HRSDC sends wrong letters to people affected by student loan privacy breach

Dozens of people whose personal information was lost in a massive privacy breach got letters from the federal government letting them know – but the letters, marked “To be opened by addressee only,” were addressed to the wrong people.

Human Resources and Skills Development Canada intended to inform individuals their personal information was on a portable hard drive the department lost in November. The lost hard drive contained the social insurance numbers, names, birth dates, addresses and loan balances of roughly 583,000 borrowers from the Canada Student Loans Program.

But some individuals opened their letters to discover that they were addressed to the wrong person. Some envelopes contained an extra letter addressed to someone else, according to posts on a Facebook group about the privacy breach.
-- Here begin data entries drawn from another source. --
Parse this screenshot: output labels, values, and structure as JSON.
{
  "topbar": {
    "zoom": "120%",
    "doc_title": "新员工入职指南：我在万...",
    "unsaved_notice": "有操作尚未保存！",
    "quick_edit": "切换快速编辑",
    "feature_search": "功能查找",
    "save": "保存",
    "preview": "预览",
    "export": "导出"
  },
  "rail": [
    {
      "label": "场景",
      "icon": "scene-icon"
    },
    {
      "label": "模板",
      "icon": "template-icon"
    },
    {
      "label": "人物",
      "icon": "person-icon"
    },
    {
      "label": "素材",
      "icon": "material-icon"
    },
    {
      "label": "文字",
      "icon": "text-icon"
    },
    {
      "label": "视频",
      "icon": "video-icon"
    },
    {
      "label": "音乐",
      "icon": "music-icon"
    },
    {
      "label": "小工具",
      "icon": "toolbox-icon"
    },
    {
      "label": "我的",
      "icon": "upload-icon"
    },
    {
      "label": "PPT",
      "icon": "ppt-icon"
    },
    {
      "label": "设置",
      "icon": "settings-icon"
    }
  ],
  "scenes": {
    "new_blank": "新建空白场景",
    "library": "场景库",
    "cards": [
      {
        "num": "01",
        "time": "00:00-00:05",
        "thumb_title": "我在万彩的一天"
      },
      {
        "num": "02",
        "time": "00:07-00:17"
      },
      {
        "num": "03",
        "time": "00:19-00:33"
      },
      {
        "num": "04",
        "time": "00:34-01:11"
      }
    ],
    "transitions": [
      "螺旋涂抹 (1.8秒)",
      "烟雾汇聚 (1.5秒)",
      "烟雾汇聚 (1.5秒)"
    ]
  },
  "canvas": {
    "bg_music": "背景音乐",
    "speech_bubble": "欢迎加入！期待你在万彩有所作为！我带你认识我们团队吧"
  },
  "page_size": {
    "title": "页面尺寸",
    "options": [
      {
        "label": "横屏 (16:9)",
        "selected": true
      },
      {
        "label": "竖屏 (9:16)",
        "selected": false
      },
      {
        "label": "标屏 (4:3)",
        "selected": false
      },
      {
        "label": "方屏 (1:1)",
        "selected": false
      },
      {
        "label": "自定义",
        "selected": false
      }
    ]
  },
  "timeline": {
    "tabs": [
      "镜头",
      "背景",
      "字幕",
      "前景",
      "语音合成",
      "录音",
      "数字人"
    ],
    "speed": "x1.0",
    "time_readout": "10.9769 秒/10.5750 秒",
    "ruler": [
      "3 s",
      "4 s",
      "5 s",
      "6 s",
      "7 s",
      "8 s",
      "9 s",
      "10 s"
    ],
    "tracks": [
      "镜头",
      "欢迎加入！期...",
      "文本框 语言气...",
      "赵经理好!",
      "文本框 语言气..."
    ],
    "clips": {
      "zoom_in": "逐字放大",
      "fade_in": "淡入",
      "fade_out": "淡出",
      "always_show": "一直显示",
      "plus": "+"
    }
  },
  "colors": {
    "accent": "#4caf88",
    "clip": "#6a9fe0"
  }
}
“Although now fully resolved, less than a hundred people may have received a double-stuffed letter as the result of a printer error,” HRSDC spokeswoman Alyson Queen said in an e-mail. “The letters did not include any personal information beyond name and address. Pre-paid envelopes have been sent to the concerned individuals so that they may return the copies of letters sent to them in error.”

Story continues below advertisement

Ms. Queen said the department sent letters “to all affected individuals for whom we had current contact information, in order to advise them of the incident and what steps to take to help protect their personal information.”

HRSDC is also encouraging everyone who borrowed from the Canada Student Loans Program between 2000 and 2006 to call a special hotline number, 1-866-885-1866 (1-416-572-1113 outside of North America) to determine whether their data was lost.

The department says there is no evidence that any of the lost personal information has been used for criminal purposes or identity theft. But it has set up some safeguards for those affected by the privacy breach, offering them a free credit notation service through Equifax Canada.

This service places a special note on their credit files indicating their data is at risk of compromise. Creditors who request information from Equifax will then have to request additional proof of identification from an individual making that request. The additional protection will be in place for up to six years.

HRSDC also suggests that people obtain a credit report from their credit agency to look for any unusual activity.

Several law firms are proposing a class action suit on behalf of individuals affected by the privacy breach, and are asking people to register their claims.


Sponsored content